(Stored entries)
------------------------------------------------------------

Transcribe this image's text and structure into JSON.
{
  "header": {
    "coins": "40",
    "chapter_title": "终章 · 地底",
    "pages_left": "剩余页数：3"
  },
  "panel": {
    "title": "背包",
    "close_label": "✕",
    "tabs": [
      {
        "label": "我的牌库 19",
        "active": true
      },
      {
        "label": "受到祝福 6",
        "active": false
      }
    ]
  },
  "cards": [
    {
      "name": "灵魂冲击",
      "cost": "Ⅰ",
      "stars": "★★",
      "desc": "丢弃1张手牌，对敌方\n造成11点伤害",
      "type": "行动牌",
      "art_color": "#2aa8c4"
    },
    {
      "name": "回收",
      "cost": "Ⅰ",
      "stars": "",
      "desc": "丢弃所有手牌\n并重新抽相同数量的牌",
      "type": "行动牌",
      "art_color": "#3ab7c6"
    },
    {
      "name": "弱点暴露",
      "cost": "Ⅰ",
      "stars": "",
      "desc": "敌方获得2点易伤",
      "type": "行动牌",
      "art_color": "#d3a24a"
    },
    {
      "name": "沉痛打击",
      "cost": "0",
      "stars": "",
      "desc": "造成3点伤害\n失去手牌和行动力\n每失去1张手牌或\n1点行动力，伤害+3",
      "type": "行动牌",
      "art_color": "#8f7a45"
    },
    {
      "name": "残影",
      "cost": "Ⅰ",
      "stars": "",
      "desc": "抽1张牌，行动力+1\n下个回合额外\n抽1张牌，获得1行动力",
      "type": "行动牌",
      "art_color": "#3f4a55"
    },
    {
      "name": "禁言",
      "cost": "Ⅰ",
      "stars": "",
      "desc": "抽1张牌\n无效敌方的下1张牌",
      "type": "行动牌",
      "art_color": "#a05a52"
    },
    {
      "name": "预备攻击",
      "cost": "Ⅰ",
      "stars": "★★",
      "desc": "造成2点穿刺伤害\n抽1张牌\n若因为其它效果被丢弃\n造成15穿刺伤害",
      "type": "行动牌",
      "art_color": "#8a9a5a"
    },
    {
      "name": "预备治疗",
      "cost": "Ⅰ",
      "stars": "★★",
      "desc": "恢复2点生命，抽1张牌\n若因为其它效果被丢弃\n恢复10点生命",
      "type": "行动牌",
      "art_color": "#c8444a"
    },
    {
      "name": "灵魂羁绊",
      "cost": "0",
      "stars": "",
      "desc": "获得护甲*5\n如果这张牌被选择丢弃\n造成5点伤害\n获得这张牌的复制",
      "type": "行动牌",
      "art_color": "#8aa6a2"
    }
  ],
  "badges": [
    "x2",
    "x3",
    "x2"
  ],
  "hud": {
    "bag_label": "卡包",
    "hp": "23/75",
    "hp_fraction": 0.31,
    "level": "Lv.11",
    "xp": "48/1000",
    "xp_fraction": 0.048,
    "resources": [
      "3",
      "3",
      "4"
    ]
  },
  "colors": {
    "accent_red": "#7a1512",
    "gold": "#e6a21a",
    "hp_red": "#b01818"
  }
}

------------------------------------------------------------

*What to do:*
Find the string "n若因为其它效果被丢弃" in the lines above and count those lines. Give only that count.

*Result of the task:*
2